:: EXERCISE GOAL ::
Output each entry exactly as written.
▶
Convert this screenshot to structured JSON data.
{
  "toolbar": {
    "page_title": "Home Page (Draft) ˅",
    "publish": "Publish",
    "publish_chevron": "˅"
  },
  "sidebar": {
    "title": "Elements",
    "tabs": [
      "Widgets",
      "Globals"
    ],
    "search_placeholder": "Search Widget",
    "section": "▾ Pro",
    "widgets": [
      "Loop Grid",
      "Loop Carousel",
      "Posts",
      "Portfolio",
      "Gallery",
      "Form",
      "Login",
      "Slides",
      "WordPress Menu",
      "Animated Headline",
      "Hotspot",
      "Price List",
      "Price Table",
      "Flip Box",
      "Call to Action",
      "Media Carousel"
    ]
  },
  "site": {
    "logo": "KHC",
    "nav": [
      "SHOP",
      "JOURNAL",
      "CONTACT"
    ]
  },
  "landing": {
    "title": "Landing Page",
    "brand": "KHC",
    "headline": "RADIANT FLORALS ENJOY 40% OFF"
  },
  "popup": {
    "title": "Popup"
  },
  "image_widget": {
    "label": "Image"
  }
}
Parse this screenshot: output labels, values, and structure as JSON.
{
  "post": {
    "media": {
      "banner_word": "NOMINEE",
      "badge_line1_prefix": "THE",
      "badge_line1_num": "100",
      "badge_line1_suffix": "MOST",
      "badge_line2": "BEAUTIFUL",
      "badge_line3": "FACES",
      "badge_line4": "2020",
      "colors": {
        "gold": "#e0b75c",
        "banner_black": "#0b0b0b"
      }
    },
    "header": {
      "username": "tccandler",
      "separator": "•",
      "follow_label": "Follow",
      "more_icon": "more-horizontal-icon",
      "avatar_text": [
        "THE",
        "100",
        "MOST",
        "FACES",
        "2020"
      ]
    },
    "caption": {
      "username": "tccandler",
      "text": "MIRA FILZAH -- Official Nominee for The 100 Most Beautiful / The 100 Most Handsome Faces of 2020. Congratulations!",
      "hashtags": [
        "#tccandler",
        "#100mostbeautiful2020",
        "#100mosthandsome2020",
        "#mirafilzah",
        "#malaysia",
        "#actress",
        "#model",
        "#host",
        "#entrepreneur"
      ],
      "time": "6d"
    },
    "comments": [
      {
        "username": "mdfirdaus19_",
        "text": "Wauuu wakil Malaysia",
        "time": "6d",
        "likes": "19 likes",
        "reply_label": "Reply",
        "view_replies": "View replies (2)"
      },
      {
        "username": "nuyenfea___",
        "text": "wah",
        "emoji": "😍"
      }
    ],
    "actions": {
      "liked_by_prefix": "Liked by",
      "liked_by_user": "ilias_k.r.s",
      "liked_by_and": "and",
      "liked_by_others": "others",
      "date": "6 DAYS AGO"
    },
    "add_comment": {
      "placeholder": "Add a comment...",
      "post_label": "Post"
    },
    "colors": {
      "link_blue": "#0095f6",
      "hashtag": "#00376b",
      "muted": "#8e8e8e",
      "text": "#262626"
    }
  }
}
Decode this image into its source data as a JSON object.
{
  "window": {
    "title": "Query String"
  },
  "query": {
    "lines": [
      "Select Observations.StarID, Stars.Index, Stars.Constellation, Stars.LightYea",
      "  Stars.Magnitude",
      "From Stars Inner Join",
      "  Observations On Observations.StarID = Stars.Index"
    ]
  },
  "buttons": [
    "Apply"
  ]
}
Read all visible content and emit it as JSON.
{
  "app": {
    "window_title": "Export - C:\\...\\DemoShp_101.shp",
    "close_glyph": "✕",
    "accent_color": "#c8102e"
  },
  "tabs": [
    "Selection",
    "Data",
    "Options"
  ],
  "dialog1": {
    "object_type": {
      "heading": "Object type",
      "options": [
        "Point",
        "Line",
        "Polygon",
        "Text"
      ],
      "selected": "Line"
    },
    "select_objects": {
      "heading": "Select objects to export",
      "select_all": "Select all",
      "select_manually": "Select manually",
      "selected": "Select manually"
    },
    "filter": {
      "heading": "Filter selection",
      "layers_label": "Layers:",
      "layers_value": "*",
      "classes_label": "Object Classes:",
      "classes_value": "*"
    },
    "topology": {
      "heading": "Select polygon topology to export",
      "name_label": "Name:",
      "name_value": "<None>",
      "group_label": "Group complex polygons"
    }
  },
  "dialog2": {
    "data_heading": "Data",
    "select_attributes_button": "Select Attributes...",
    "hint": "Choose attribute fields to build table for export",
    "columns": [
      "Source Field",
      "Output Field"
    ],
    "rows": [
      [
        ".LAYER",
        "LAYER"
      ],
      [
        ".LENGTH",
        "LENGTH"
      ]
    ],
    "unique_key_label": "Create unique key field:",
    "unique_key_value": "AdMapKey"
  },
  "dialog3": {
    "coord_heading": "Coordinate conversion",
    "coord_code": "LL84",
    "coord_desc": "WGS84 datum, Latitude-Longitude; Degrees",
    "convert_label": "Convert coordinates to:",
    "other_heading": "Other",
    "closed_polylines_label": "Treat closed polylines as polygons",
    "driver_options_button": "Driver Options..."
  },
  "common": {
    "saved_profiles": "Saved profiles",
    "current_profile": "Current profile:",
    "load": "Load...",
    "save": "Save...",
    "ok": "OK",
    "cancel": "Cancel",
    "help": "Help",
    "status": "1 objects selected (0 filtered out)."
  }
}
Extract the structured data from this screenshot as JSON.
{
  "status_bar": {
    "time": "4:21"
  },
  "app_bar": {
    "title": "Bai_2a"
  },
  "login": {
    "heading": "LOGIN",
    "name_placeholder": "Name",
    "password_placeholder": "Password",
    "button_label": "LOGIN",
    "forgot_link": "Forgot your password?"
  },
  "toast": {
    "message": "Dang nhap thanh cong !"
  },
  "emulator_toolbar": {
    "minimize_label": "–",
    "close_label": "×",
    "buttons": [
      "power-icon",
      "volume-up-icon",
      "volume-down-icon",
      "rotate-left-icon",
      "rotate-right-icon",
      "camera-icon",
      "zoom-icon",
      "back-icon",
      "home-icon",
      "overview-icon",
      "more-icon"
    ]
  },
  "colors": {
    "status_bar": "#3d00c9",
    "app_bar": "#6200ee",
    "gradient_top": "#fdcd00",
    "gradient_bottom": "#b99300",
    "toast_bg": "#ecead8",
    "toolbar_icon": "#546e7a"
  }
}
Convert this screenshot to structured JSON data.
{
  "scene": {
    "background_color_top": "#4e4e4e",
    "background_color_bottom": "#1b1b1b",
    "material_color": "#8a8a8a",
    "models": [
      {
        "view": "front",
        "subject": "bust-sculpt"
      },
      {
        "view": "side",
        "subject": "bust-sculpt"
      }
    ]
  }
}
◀
:: SOLVED PROBLEM ::
Convert this screenshot to structured JSON data.
{
  "toolbar": {
    "page_title": "Home Page (Draft) ˅",
    "publish": "Publish",
    "publish_chevron": "˅"
  },
  "sidebar": {
    "title": "Elements",
    "tabs": [
      "Widgets",
      "Globals"
    ],
    "search_placeholder": "Search Widget",
    "section": "▾ Pro",
    "widgets": [
      "Loop Grid",
      "Loop Carousel",
      "Posts",
      "Portfolio",
      "Gallery",
      "Form",
      "Login",
      "Slides",
      "WordPress Menu",
      "Animated Headline",
      "Hotspot",
      "Price List",
      "Price Table",
      "Flip Box",
      "Call to Action",
      "Media Carousel"
    ]
  },
  "site": {
    "logo": "KHC",
    "nav": [
      "SHOP",
      "JOURNAL",
      "CONTACT"
    ]
  },
  "landing": {
    "title": "Landing Page",
    "brand": "KHC",
    "headline": "RADIANT FLORALS ENJOY 40% OFF"
  },
  "popup": {
    "title": "Popup"
  },
  "image_widget": {
    "label": "Image"
  }
}
Parse this screenshot: output labels, values, and structure as JSON.
{
  "post": {
    "media": {
      "banner_word": "NOMINEE",
      "badge_line1_prefix": "THE",
      "badge_line1_num": "100",
      "badge_line1_suffix": "MOST",
      "badge_line2": "BEAUTIFUL",
      "badge_line3": "FACES",
      "badge_line4": "2020",
      "colors": {
        "gold": "#e0b75c",
        "banner_black": "#0b0b0b"
      }
    },
    "header": {
      "username": "tccandler",
      "separator": "•",
      "follow_label": "Follow",
      "more_icon": "more-horizontal-icon",
      "avatar_text": [
        "THE",
        "100",
        "MOST",
        "FACES",
        "2020"
      ]
    },
    "caption": {
      "username": "tccandler",
      "text": "MIRA FILZAH -- Official Nominee for The 100 Most Beautiful / The 100 Most Handsome Faces of 2020. Congratulations!",
      "hashtags": [
        "#tccandler",
        "#100mostbeautiful2020",
        "#100mosthandsome2020",
        "#mirafilzah",
        "#malaysia",
        "#actress",
        "#model",
        "#host",
        "#entrepreneur"
      ],
      "time": "6d"
    },
    "comments": [
      {
        "username": "mdfirdaus19_",
        "text": "Wauuu wakil Malaysia",
        "time": "6d",
        "likes": "19 likes",
        "reply_label": "Reply",
        "view_replies": "View replies (2)"
      },
      {
        "username": "nuyenfea___",
        "text": "wah",
        "emoji": "😍"
      }
    ],
    "actions": {
      "liked_by_prefix": "Liked by",
      "liked_by_user": "ilias_k.r.s",
      "liked_by_and": "and",
      "liked_by_others": "others",
      "date": "6 DAYS AGO"
    },
    "add_comment": {
      "placeholder": "Add a comment...",
      "post_label": "Post"
    },
    "colors": {
      "link_blue": "#0095f6",
      "hashtag": "#00376b",
      "muted": "#8e8e8e",
      "text": "#262626"
    }
  }
}
Decode this image into its source data as a JSON object.
{
  "window": {
    "title": "Query String"
  },
  "query": {
    "lines": [
      "Select Observations.StarID, Stars.Index, Stars.Constellation, Stars.LightYea",
      "  Stars.Magnitude",
      "From Stars Inner Join",
      "  Observations On Observations.StarID = Stars.Index"
    ]
  },
  "buttons": [
    "Apply"
  ]
}
Read all visible content and emit it as JSON.
{
  "app": {
    "window_title": "Export - C:\\...\\DemoShp_101.shp",
    "close_glyph": "✕",
    "accent_color": "#c8102e"
  },
  "tabs": [
    "Selection",
    "Data",
    "Options"
  ],
  "dialog1": {
    "object_type": {
      "heading": "Object type",
      "options": [
        "Point",
        "Line",
        "Polygon",
        "Text"
      ],
      "selected": "Line"
    },
    "select_objects": {
      "heading": "Select objects to export",
      "select_all": "Select all",
      "select_manually": "Select manually",
      "selected": "Select manually"
    },
    "filter": {
      "heading": "Filter selection",
      "layers_label": "Layers:",
      "layers_value": "*",
      "classes_label": "Object Classes:",
      "classes_value": "*"
    },
    "topology": {
      "heading": "Select polygon topology to export",
      "name_label": "Name:",
      "name_value": "<None>",
      "group_label": "Group complex polygons"
    }
  },
  "dialog2": {
    "data_heading": "Data",
    "select_attributes_button": "Select Attributes...",
    "hint": "Choose attribute fields to build table for export",
    "columns": [
      "Source Field",
      "Output Field"
    ],
    "rows": [
      [
        ".LAYER",
        "LAYER"
      ],
      [
        ".LENGTH",
        "LENGTH"
      ]
    ],
    "unique_key_label": "Create unique key field:",
    "unique_key_value": "AdMapKey"
  },
  "dialog3": {
    "coord_heading": "Coordinate conversion",
    "coord_code": "LL84",
    "coord_desc": "WGS84 datum, Latitude-Longitude; Degrees",
    "convert_label": "Convert coordinates to:",
    "other_heading": "Other",
    "closed_polylines_label": "Treat closed polylines as polygons",
    "driver_options_button": "Driver Options..."
  },
  "common": {
    "saved_profiles": "Saved profiles",
    "current_profile": "Current profile:",
    "load": "Load...",
    "save": "Save...",
    "ok": "OK",
    "cancel": "Cancel",
    "help": "Help",
    "status": "1 objects selected (0 filtered out)."
  }
}
Extract the structured data from this screenshot as JSON.
{
  "status_bar": {
    "time": "4:21"
  },
  "app_bar": {
    "title": "Bai_2a"
  },
  "login": {
    "heading": "LOGIN",
    "name_placeholder": "Name",
    "password_placeholder": "Password",
    "button_label": "LOGIN",
    "forgot_link": "Forgot your password?"
  },
  "toast": {
    "message": "Dang nhap thanh cong !"
  },
  "emulator_toolbar": {
    "minimize_label": "–",
    "close_label": "×",
    "buttons": [
      "power-icon",
      "volume-up-icon",
      "volume-down-icon",
      "rotate-left-icon",
      "rotate-right-icon",
      "camera-icon",
      "zoom-icon",
      "back-icon",
      "home-icon",
      "overview-icon",
      "more-icon"
    ]
  },
  "colors": {
    "status_bar": "#3d00c9",
    "app_bar": "#6200ee",
    "gradient_top": "#fdcd00",
    "gradient_bottom": "#b99300",
    "toast_bg": "#ecead8",
    "toolbar_icon": "#546e7a"
  }
}
Convert this screenshot to structured JSON data.
{
  "scene": {
    "background_color_top": "#4e4e4e",
    "background_color_bottom": "#1b1b1b",
    "material_color": "#8a8a8a",
    "models": [
      {
        "view": "front",
        "subject": "bust-sculpt"
      },
      {
        "view": "side",
        "subject": "bust-sculpt"
      }
    ]
  }
}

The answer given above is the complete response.